People make the city - The final conference

IncluCities vernissage highlighted migrant voices


Leonardo e Mike 2

“When I got on that boat, I knew it was a lottery. Before we got in, they told us we only had a 30 per cent chance of arriving… Even though there were many of us in the boat, everyone was alone against the sea. Now, this is my sea.”  After Mike left Ghana, he made it to Capaci and joined the Tutti Capaci initiative. This IncluCities buddy project paired him with Leonardo, a friend and a buddy from the local community. Mike’s story was one of the stories showcased at the IncluCities vernissage.

The IncluCities organised the vernissage to highlight its accomplishments in the last few years. To further promote the action plans of the partaking cities, the event was called “People Make the City”, inspired by Mechelen’s  'De Mensen Maken de Stad'  The aim was to feature people the project talks about in different local contexts and tell stories behind the images.

Mechelen, The City of Brussels, Schaerbeek and Fuenlabrada worked with Levadia, Capaci, Jelgava and Saint Jean de la Ruelle to exchange best practices, improve local inclusion of migrants, and change the narrative on migration.

Following three years of diligent effort, partners, friends and organisers of the IncluCities project came together at one of its final events. Participants from all around Europe gathered at a vernissage to present the project´s achievements through moving photographs of migrant women and men while local representatives partaking in the initiative retold their stories to reinforce the values of collaboration, unity, and a diverse future.

Stories and poems
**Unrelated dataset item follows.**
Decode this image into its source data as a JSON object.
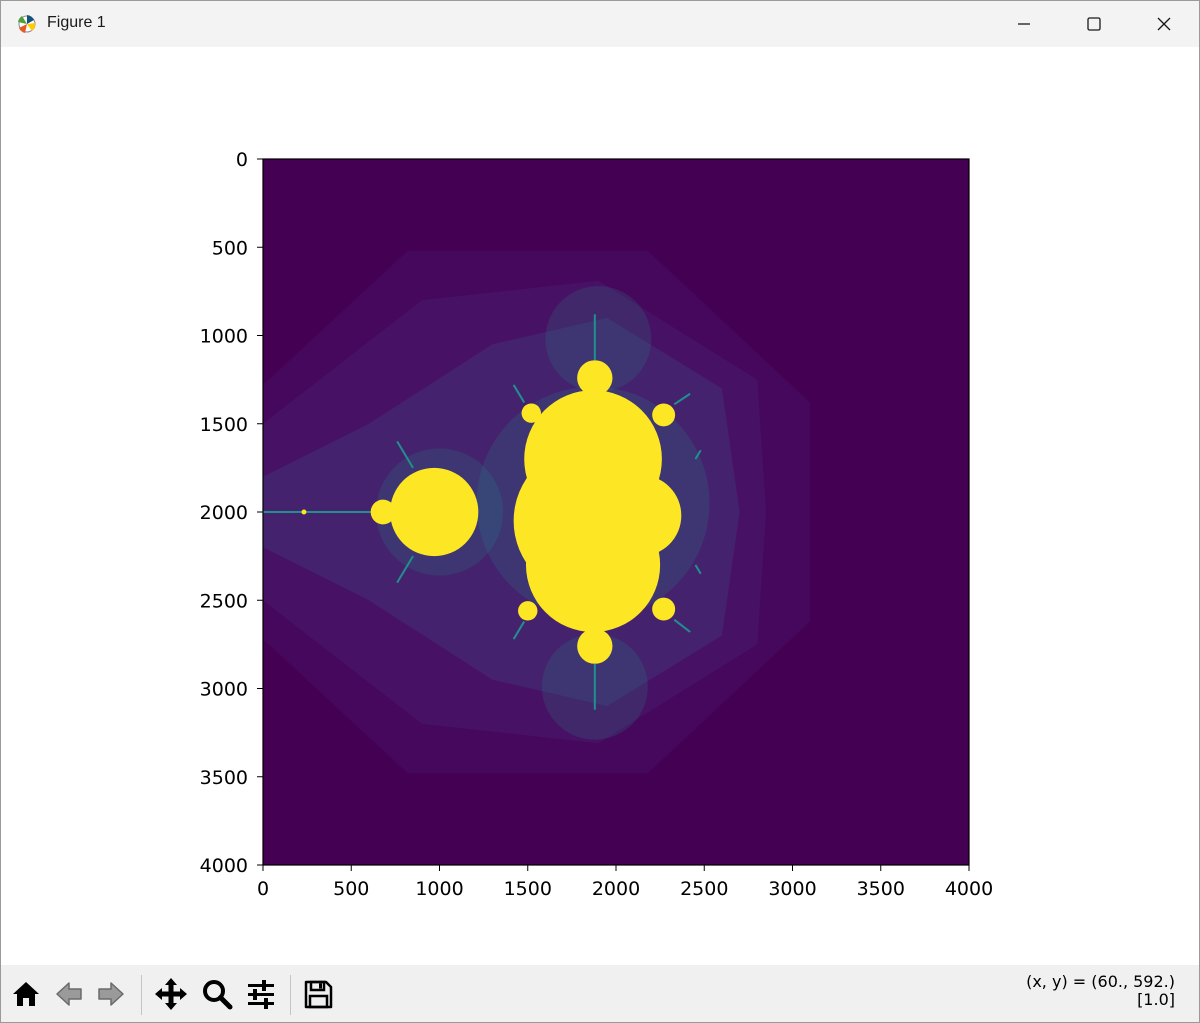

The IncluCities vernissage showcased photographs from four mentee cities to highlight the voices of migrants and their coexistence with the local community. To achieve that, representatives from all participating municipalities shared their experience working on the initiative. Retelling the stories of migrants, be it leaving Ukraine, Africa or the Middle East, the visitors got a unique look into what it is like being on the move and becoming a part of a new community.

The city of Saint Jean de la Ruelle took a different approach and offered the guests a poem called Eldorado by the French writer Laurent Gaudé. The piece puts a more emotional perspective on the life of migrants before they leave their home country:

“We´re leaving the street of our life. We´ll never buy anything from the shops on this street again. We´ll never drink tea here again. Soon these faces will become blurred and indistinct in our memories.”

Creating common spaces

To continue with the event's theme, the vernissage was accompanied by traditional live Turkish music by the musical group Tatyos Ensemble. The concert further supported the inspiring and relaxed atmosphere of the evening, creating an ideal atmosphere for networking and exchanging thoughts about the project.

When reminiscing about their experience with IncluCities, local and regional representatives mostly valued the common space for sharing their thoughts and best practices with those with less background in migration.

Javier Bokesa from the Coexistence board of the municipality of Fuenlabrada appreciated the IncluCities initiative: “Even though we might have been at different stages of executing it, we have a common goal. And the solutions some of the cities have implemented may help other cities by looking at them from another perspective.”

Representatives from their mentee city, Levadia, also shared this impression. Betty Geraga appreciated learning from cities with a long-standing practice with migration: “Because of that, we could help the people in our lovely community to integrate.”

Building inclusive spaces with migrants

Among the guests of the vernissage were members of various associations and European Institutions. Razan Ismail, founder and director of Association Kudwa in Barcelona, but once a refugee from Syria, mirrored the partners' experience in her work towards the inclusion of refugees and migrants. Particularly women in the political discourse in Spain. Being an active agent of change in Barcelona, she offered valuable insight into the inclusion of migrants into the local communities.

“It is not only about giving them enough information. You have to give them a welcome feeling, so they feel that they own their places and decisions.” She pointed out that when we are codesigning cities, we need to think about what it is like to be a newcomer, be it a woman or a man: “Cities focus on the labour market, but they often don’t think about having an inclusive place for everyone to call home.”

Creating similarities

Throughout its three years, the IncluCities project searched for a way to overcome the usual narrative about newcomers by focusing on the similarities people share rather than their differences.

As a way to celebrate the success of this idea, the exhibition was a unique opportunity for IncluCities partners, local and regional representatives and CEMR friends and colleagues to meet, network and exchange experiences. But what is perhaps even more important is to make plans about future collaborations and take stock of the successful three years for their upcoming challenges at the local level.